I came across a rather interesting article by Thomas Vanderwhal regarding a long-standing issue with the ad business. The article is titled Designing with a Solution is the Problem, and it covers the ever-present problem of clients asking you to design a solution to a problem they aren’t willing to, or cannot show you (cart before the horse). If you thought design is about making an ad look cool, you obviously have no grasp of the business, and hopefully this article will illustrate this concept for you. Also, be sure to check out the other article Thomas linked to, Be Cooler by Design.

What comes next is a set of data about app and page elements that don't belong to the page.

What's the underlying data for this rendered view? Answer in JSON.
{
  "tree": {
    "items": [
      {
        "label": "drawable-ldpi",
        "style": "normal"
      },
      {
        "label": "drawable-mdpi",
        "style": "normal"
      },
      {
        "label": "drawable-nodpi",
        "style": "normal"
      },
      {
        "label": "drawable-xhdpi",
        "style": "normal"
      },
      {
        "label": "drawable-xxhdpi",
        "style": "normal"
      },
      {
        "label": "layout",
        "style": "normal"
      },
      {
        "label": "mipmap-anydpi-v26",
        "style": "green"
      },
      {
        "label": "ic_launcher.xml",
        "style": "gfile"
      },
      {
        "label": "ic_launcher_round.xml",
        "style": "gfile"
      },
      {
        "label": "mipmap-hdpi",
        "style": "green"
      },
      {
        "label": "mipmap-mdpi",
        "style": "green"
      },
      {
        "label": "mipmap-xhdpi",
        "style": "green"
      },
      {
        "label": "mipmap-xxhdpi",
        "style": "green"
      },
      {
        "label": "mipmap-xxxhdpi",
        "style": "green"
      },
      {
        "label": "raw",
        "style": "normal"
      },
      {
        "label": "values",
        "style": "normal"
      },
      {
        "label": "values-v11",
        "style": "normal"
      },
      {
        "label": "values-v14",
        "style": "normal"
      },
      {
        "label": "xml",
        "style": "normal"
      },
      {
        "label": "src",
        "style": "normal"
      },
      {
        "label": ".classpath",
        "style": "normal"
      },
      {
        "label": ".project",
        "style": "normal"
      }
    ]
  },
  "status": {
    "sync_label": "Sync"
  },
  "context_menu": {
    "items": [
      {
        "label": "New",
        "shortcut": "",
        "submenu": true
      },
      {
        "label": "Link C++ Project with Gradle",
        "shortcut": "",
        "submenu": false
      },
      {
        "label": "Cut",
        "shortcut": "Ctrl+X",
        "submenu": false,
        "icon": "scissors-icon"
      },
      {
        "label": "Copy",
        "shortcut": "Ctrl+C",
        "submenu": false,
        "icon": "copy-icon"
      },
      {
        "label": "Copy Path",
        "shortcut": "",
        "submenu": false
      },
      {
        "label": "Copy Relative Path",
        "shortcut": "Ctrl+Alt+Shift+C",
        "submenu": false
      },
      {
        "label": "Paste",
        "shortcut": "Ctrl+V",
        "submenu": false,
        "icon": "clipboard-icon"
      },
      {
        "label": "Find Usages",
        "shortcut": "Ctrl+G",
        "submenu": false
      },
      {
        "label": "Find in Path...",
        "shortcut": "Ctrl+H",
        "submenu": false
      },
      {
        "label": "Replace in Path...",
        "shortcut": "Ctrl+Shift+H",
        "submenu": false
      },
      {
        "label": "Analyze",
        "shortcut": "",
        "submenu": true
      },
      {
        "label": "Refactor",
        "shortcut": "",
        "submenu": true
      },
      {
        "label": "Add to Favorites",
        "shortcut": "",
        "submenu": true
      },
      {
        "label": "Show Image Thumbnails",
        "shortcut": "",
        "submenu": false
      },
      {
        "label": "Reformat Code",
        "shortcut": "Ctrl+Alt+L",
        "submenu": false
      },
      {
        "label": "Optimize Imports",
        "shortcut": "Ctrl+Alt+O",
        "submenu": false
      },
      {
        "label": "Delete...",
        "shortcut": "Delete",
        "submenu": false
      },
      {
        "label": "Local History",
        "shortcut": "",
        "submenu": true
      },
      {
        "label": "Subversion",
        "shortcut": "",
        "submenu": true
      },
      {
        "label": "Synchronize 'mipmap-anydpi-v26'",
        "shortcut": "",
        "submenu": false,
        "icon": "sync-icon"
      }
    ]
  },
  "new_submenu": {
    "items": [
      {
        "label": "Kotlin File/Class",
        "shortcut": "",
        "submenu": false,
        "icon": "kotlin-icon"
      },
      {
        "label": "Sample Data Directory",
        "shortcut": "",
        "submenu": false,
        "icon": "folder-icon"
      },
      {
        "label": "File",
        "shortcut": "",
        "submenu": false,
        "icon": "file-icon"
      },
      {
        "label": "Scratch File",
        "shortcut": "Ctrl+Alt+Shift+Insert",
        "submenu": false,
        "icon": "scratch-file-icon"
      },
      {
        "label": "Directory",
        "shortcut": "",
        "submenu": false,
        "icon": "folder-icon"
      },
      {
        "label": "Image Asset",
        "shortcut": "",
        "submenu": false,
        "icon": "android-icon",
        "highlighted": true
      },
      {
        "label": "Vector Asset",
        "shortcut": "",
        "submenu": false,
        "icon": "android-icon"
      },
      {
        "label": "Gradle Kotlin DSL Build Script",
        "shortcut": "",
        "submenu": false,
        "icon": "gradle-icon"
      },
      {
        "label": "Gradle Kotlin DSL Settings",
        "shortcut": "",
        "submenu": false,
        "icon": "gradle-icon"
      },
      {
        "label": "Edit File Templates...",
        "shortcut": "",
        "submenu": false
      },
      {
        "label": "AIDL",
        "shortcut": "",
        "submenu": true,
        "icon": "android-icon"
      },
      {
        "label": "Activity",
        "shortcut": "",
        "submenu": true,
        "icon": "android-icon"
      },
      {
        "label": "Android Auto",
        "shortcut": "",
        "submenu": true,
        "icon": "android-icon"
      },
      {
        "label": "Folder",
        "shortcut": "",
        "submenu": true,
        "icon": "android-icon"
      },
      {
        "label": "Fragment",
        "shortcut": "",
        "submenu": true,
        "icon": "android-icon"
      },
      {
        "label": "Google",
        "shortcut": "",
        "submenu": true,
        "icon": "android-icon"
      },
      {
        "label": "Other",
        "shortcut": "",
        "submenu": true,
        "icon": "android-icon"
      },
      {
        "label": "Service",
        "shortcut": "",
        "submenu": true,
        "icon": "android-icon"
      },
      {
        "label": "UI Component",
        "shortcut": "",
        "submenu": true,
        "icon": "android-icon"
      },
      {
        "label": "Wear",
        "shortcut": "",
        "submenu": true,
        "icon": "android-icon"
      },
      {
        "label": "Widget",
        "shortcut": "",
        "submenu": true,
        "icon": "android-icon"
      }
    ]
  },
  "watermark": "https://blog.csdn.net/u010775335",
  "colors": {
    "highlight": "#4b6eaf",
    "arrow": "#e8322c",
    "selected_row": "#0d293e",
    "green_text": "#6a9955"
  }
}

If you’ve worked in Photoshop for a short while, you’ve undboutedly come across the Transform tool under the Edit menu. It allows you to scale, skew, rotate and more a selected object or layer. If you find yourself going back to the menu several times to get the object just right, you should consider using Free Transform. Free Transform ( Command + T ) allows you to allows you access to all the transform options including warp, perspective, distort, skew, rotate and scale, as well as image flipping – all at the same time. No multiple trips to the Edit menu. Once you hit Command + T, simply right click (control + click for one button mouse users) to access the contextual menu to display your options. You can rotate your image a bit, the right click again to add some perspective… all without hitting enter to commit the changes. Hold down the option key to scale from the center of the object, or just grab the handles and hold shift to scale proportionately just like Quark or InDesign. To rotate an object, move your curser just outside the corner handles to change the cursor to a curved cursor allowing you to rotate. Hold down Command + Shift keys and drag a side handle to skew the object. When you’re all done, just hit the Enter key to commit the changes.